From Outsider Art to Mexican Immigrants
Several of the exhibitions in Art Design Chicago set out to reveal stories that have previously gone untold. Here are three examples:
- Arte Diseño Xicágo (Art Design Chicago): Mexican Inspiration from the World’s Columbian Exposition to the Civil Rights Era, National Museum of Mexican Art, now through Aug. 19. This unprecedented exhibition explores the influence of Mexican visitors and immigrants on the artistic and cultural fabric of Chicago from the late 19th century through the end of the 1960s. Works by more than 30 artists are on display, including José María Jara’s “The Wake,” which was shown at the 1893 World’s Columbian Exposition.
- Chicago Calling: Art Against the Flow, Intuit: The Center for Intuitive and Outsider Art, June 29, 2018–Jan. 6, 2019. Chicago’s early embrace of self-taught or “outsider” art helped spur its acceptance in recent decades by the larger mainstream art establishment. This internationally traveling show explores the changing attitudes toward this once-ignored realm and highlights key thematic threads within the work of 12 artists, including such Chicago icons as Henry Darger, Lee Godie, and Joseph Yoakum.
- South Side Stories–The Time is Now! Art Worlds of Chicago’s South Side, 1960–1980, Smart Museum of Art, University of Chicago, Sept. 13–Dec. 30; South Side Stories–The Art and Influence of Dr. Margaret T. Burroughs, DuSable Museum of African American History, Sept. 13, 2018–March 4, 2019. The socio-political ferment on Chicago’s South Side during the 1960s and '70s helped shape a range of the city’s artists from the Hairy Who to the Association for the Advancement of Creative Musicians.
Above: Errol Ortiz (b.1941), Astronaut Targets, 1965. Acrylic on canvas, 48”x60” Courtesy of Corbett vs. Dempsey. Photo by Tom Van Eynde. (On view as part of Arte Diseño Xicágo.)

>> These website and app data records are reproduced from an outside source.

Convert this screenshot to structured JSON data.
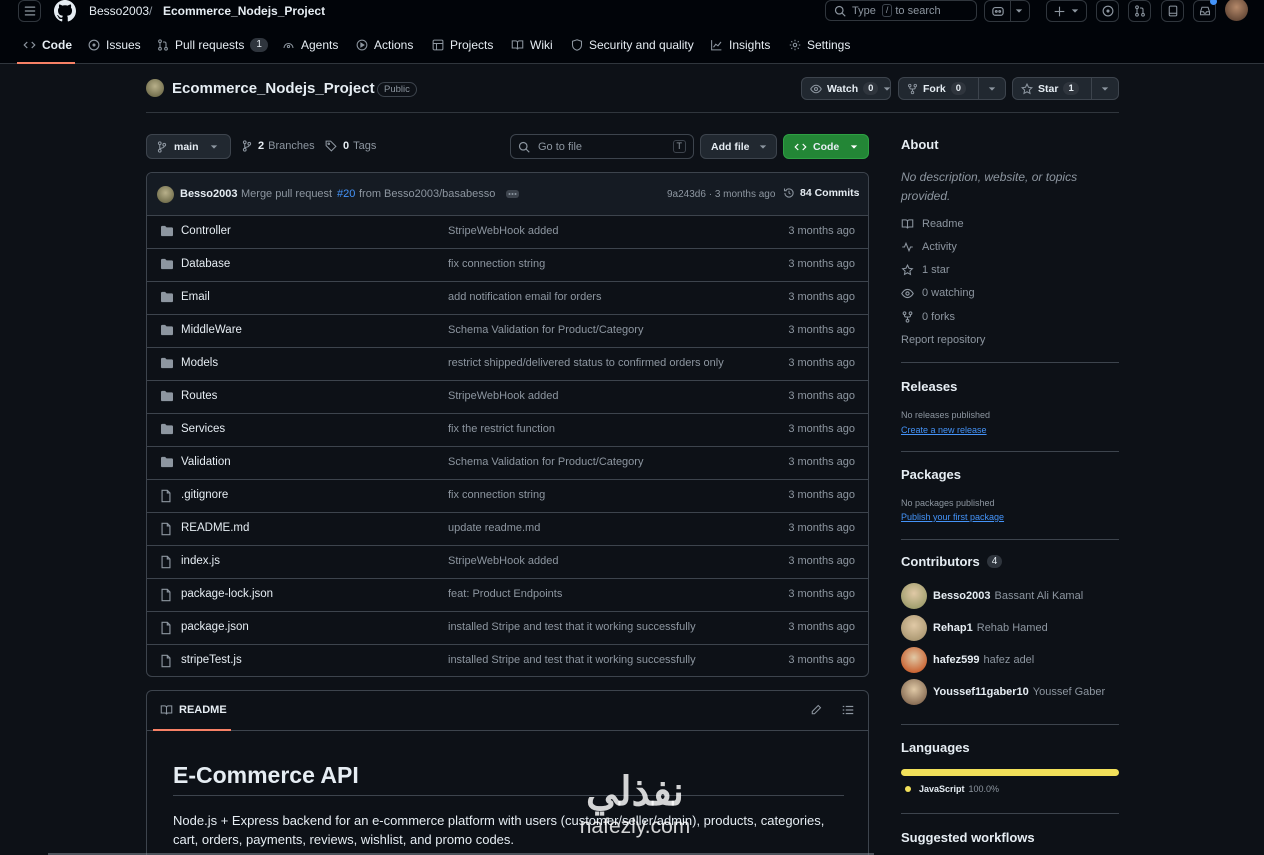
{
  "header": {
    "owner": "Besso2003",
    "separator": "/",
    "repo": "Ecommerce_Nodejs_Project",
    "search_placeholder_pre": "Type",
    "search_key": "/",
    "search_placeholder_post": "to search"
  },
  "nav": {
    "tabs": [
      {
        "label": "Code",
        "icon": "code-icon",
        "active": true
      },
      {
        "label": "Issues",
        "icon": "issue-icon"
      },
      {
        "label": "Pull requests",
        "icon": "pull-request-icon",
        "count": "1"
      },
      {
        "label": "Agents",
        "icon": "agents-icon"
      },
      {
        "label": "Actions",
        "icon": "play-icon"
      },
      {
        "label": "Projects",
        "icon": "table-icon"
      },
      {
        "label": "Wiki",
        "icon": "book-icon"
      },
      {
        "label": "Security and quality",
        "icon": "shield-icon"
      },
      {
        "label": "Insights",
        "icon": "graph-icon"
      },
      {
        "label": "Settings",
        "icon": "gear-icon"
      }
    ]
  },
  "repo": {
    "name": "Ecommerce_Nodejs_Project",
    "visibility": "Public",
    "watch_label": "Watch",
    "watch_count": "0",
    "fork_label": "Fork",
    "fork_count": "0",
    "star_label": "Star",
    "star_count": "1"
  },
  "toolbar": {
    "branch": "main",
    "branches_count": "2",
    "branches_label": "Branches",
    "tags_count": "0",
    "tags_label": "Tags",
    "goto_placeholder": "Go to file",
    "goto_key": "T",
    "add_file": "Add file",
    "code": "Code"
  },
  "commit": {
    "author": "Besso2003",
    "message_pre": "Merge pull request",
    "pr_link": "#20",
    "message_post": "from Besso2003/basabesso",
    "hash_time": "9a243d6 · 3 months ago",
    "commits_count": "84 Commits"
  },
  "files": [
    {
      "type": "dir",
      "name": "Controller",
      "message": "StripeWebHook added",
      "date": "3 months ago"
    },
    {
      "type": "dir",
      "name": "Database",
      "message": "fix connection string",
      "date": "3 months ago"
    },
    {
      "type": "dir",
      "name": "Email",
      "message": "add notification email for orders",
      "date": "3 months ago"
    },
    {
      "type": "dir",
      "name": "MiddleWare",
      "message": "Schema Validation for Product/Category",
      "date": "3 months ago"
    },
    {
      "type": "dir",
      "name": "Models",
      "message": "restrict shipped/delivered status to confirmed orders only",
      "date": "3 months ago"
    },
    {
      "type": "dir",
      "name": "Routes",
      "message": "StripeWebHook added",
      "date": "3 months ago"
    },
    {
      "type": "dir",
      "name": "Services",
      "message": "fix the restrict function",
      "date": "3 months ago"
    },
    {
      "type": "dir",
      "name": "Validation",
      "message": "Schema Validation for Product/Category",
      "date": "3 months ago"
    },
    {
      "type": "file",
      "name": ".gitignore",
      "message": "fix connection string",
      "date": "3 months ago"
    },
    {
      "type": "file",
      "name": "README.md",
      "message": "update readme.md",
      "date": "3 months ago"
    },
    {
      "type": "file",
      "name": "index.js",
      "message": "StripeWebHook added",
      "date": "3 months ago"
    },
    {
      "type": "file",
      "name": "package-lock.json",
      "message": "feat: Product Endpoints",
      "date": "3 months ago"
    },
    {
      "type": "file",
      "name": "package.json",
      "message": "installed Stripe and test that it working successfully",
      "date": "3 months ago"
    },
    {
      "type": "file",
      "name": "stripeTest.js",
      "message": "installed Stripe and test that it working successfully",
      "date": "3 months ago"
    }
  ],
  "readme": {
    "tab_label": "README",
    "title": "E-Commerce API",
    "description": "Node.js + Express backend for an e-commerce platform with users (customer/seller/admin), products, categories, cart, orders, payments, reviews, wishlist, and promo codes."
  },
  "about": {
    "title": "About",
    "description": "No description, website, or topics provided.",
    "items": [
      {
        "icon": "book-icon",
        "label": "Readme"
      },
      {
        "icon": "pulse-icon",
        "label": "Activity"
      },
      {
        "icon": "star-icon",
        "label": "1 star"
      },
      {
        "icon": "eye-icon",
        "label": "0 watching"
      },
      {
        "icon": "fork-icon",
        "label": "0 forks"
      }
    ],
    "report": "Report repository"
  },
  "releases": {
    "title": "Releases",
    "empty": "No releases published",
    "link": "Create a new release"
  },
  "packages": {
    "title": "Packages",
    "empty": "No packages published",
    "link": "Publish your first package"
  },
  "contributors": {
    "title": "Contributors",
    "count": "4",
    "people": [
      {
        "login": "Besso2003",
        "name": "Bassant Ali Kamal",
        "color": "#8a8f5a"
      },
      {
        "login": "Rehap1",
        "name": "Rehab Hamed",
        "color": "#9c8a63"
      },
      {
        "login": "hafez599",
        "name": "hafez adel",
        "color": "#c2410c"
      },
      {
        "login": "Youssef11gaber10",
        "name": "Youssef Gaber",
        "color": "#6b4f3a"
      }
    ]
  },
  "languages": {
    "title": "Languages",
    "items": [
      {
        "name": "JavaScript",
        "percent": "100.0%",
        "color": "#f1e05a"
      }
    ]
  },
  "suggested": {
    "title": "Suggested workflows"
  },
  "watermark": {
    "arabic": "نفذلي",
    "latin": "nafezly.com"
  }
}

Having Fun with Art and Design
From Ghoulish Portraits to the Ever-Popular Bicycle
All the exhibitions in Art Design Chicago are meant to be informative and enriching, but many are meant to put a smile on visitors’ faces at the same time. Here are three that rank especially high on the fun scale:
- Flesh: Ivan Albright at the Art Institute of Chicago, Art Institute of Chicago, now through Aug. 5. Known as a “master of the macabre,” Albright holds a unique place in the city’s art history. His fancifully ghoulish and endlessly entrancing paintings of decaying human bodies have long been favorites with visitors to the Art Institute of Chicago, the largest repository of the Chicago native’s output. More than 30 of Albright’s gently disturbing works will be assembled in this exhibition, the first devoted to this challenging yet beloved artist in more than 20 years.
- Keep Moving: Designing Chicago’s Bicycle Culture, Chicago Design Museum, Oct. 19, 2018–Feb. 15, 2019. Just about everyone has ridden a bicycle at some time or another, so the subject of this exhibition could hardly be more familiar. Although many of the early innovations in bicycles were centered in Europe, Chicago became a major manufacturing hub by the end of the 19th century. This show looks at this popular fixture in American life—its rise, its decline with the emergence of the automobile, and and its resurgence in recent years as commuters reclaim the utility of the two-wheeled vehicle.
- Modern by Design: Chicago Streamlines America, Chicago History Museum, Oct. 27, 2018–Dec. 2, 2019. Spurred by the innovations showcased at the 1933–34 World’s Fair, Chicago’s vast manufacturing complex flooded the American marketplace with an array of cutting-edge, modern designs in the 1930s through '50s. Among the objects on view will be Holabird & Root’s blueprints for the Burlington Zephyr train, 1930s and ‘50s Radio Flyer wagons and a Shure Unidyne microphone.
Above: Visitors at the opening of “Barbara Jones-Hogu: Resist, Relate, Unite 1968‒1975,” a DePaul Art Museum exhibition presented as part of Art Design Chicago from January 11 to March 25, 2018.
Learn More about Art Design Chicago
Art Design Chicago runs through December 2018, with a few events spilling over to 2019. For a complete line-up of events and any other information about Art Design Chicago, please visit ArtDesignChicago.org or the websites of any of its participating organizations.